His name brings to mind the ocean and how it was so essential to my life as a child and continues into adulthood. The ocean takes on many “moods”: calm and as smooth and reflective as glass; white capping and a little disturbed; or black, violent and turbulent with waves mounting high and with a roar crashing on the beaches. I remember the ocean in the back of our house in Kihei, Maui on so many mornings when we, as children, went to the beach. In my mind’s eye I see the ocean as we walked over that last crest of sand dunes…laid out like glittering crystal…not a ripple to be seen. Then there were the times when the wind was blowing so hard, and the sand was whipping across the beach stinging our legs bringing howls and tears of pain. Those were the times we ran as fast as we could straight into the water. For me the ocean was not only my playground, but a place to go to when I needed solitude time, reflective time, a time to be close to God – even when I didn’t know Him very well. Then there is the sweet aroma of the ocean…nothing in the world can replace that special scent that only comes when you are in close proximity to the ocean.
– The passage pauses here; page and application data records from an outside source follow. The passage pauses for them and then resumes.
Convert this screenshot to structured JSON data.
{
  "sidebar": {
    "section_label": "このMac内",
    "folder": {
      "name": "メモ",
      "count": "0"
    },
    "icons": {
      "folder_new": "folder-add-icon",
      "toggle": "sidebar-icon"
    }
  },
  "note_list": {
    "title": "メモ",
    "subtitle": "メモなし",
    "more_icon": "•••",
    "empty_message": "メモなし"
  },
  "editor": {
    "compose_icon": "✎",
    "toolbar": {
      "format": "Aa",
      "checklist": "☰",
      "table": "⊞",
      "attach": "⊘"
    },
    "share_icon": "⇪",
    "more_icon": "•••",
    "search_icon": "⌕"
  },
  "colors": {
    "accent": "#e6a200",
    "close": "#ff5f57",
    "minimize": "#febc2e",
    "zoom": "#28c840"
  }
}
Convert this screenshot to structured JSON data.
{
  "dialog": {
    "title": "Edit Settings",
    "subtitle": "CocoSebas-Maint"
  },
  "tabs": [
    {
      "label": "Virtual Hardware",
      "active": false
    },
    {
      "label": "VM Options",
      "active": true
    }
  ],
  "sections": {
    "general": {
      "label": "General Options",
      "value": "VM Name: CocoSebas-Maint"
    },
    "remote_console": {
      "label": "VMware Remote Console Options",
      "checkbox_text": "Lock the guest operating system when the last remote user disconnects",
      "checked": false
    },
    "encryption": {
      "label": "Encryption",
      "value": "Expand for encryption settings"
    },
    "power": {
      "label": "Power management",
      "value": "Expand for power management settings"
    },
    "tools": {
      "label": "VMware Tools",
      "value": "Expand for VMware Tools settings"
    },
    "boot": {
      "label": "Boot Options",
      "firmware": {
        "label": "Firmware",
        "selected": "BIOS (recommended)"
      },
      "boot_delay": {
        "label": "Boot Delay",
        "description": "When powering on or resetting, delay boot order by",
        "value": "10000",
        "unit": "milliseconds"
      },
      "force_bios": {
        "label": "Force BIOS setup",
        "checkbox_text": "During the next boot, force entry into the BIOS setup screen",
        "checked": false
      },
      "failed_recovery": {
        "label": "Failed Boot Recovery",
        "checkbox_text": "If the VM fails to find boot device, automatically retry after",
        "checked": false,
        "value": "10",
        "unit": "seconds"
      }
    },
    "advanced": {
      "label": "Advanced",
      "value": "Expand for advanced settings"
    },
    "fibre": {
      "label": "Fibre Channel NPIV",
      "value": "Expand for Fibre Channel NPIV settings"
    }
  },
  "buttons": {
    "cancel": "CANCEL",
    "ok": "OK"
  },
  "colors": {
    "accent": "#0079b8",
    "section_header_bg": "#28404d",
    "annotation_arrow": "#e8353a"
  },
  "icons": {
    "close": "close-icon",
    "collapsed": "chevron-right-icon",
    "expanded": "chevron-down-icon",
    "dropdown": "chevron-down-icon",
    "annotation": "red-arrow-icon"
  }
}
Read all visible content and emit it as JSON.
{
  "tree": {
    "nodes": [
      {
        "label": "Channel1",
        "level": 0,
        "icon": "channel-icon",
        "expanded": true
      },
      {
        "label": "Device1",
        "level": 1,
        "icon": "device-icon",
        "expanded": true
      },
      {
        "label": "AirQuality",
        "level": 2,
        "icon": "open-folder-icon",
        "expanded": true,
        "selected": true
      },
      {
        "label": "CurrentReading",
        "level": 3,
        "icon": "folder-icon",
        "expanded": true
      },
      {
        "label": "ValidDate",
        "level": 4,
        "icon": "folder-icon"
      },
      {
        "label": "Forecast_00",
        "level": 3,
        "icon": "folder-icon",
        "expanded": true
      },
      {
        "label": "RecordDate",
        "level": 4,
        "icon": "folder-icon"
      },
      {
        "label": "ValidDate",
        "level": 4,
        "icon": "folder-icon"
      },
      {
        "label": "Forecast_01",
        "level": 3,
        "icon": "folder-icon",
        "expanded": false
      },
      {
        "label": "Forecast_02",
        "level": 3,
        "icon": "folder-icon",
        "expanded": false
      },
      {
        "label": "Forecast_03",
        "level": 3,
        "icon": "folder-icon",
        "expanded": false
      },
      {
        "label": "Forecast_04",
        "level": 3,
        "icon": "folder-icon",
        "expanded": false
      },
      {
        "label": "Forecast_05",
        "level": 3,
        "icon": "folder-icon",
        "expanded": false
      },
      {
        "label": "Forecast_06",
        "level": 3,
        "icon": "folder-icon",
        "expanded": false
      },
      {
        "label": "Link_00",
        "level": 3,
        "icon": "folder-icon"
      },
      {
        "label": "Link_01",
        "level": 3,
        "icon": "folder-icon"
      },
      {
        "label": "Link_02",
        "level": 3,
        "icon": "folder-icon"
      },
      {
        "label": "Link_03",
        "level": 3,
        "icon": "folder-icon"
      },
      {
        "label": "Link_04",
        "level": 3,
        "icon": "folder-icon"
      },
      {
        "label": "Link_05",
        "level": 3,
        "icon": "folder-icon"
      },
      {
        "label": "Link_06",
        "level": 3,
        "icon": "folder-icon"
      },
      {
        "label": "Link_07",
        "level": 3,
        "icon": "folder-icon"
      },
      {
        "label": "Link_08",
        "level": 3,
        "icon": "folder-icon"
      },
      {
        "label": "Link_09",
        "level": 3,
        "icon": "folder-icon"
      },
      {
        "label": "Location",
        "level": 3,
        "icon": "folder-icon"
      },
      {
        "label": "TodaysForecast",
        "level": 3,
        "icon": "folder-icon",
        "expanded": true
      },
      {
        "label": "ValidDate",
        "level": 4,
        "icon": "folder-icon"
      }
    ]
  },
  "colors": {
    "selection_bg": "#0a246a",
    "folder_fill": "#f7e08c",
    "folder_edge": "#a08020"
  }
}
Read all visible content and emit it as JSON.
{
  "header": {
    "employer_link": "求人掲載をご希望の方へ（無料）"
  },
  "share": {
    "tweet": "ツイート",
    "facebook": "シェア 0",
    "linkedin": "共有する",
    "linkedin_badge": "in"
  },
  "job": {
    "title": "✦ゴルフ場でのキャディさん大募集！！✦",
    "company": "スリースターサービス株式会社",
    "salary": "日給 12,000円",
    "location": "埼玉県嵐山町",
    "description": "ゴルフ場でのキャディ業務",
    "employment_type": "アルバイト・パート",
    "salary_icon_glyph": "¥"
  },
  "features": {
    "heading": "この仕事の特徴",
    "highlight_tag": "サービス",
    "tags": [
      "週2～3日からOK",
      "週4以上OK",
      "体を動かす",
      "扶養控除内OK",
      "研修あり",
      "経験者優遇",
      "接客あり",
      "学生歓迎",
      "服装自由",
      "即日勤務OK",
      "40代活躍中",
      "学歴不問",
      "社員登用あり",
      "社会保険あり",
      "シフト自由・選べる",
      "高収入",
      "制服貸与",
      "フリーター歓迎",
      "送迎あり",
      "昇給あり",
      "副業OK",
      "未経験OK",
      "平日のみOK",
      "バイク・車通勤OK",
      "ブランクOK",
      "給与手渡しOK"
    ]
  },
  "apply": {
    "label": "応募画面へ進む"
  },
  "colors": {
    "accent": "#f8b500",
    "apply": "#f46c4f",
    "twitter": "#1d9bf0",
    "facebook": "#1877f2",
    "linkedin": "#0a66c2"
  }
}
So much of my childhood was spent on the beach and because we were always barefoot, our treks to the beach were a journey in itself. The sand was always so hot that we had to run; hopefully finding little clumps of plant life where we would stand long enough to cool our tootsies, and then dash onto the next clump of green.
Remembrances of beach time were gathering shells with Tutu Rose to make shell leis (some of which I still own and use), gathering limu (sea weed), a’ama crabs and other Hawaiian edibles, again with Tutu Rose, all which we helped to prepare and eat. I must admit…a few of those edibles I could not eat.
Photo of a shell lei Tutu Rose made with shells I had gathered with her when I was a child. She's been gone 50 years now, so imagine how old this is.
Many times my uncle would take all of us to the beach at night to catch sand crabs. Armed with buckets and flashlights, we would be so excited. The buckets were buried in the sand up to the rim and the flashlights were used to either lure the crabs into the buckets, or it would lure the crabs toward you so that you could catch them…yes, barehanded! Me?…I was petrified. When they came toward me I would throw either the flashlight or limu at them. My uncle and siblings would get on my case because I would literally smash them little suckers. By the time we got home Tutu Rose would’ve already started the water boiling. Crabs were washed, dumped into the pot, and in no time at all, we all shared in a great Crab Fest. My love for the ocean has never waned even though I’ve been totally removed from it for so many years.
Aloha…Y’all till next time.
> There are 3 ways you can make a real difference to this blog.
1. Share the link to this site with just one other artist, art collector, or someone who would be interested in myths and legends of Hawai'i.
2. Post your thoughts in the Comments section.
3. Email your ideas and/or suggestions on what you would like to read/see more of to email@example.com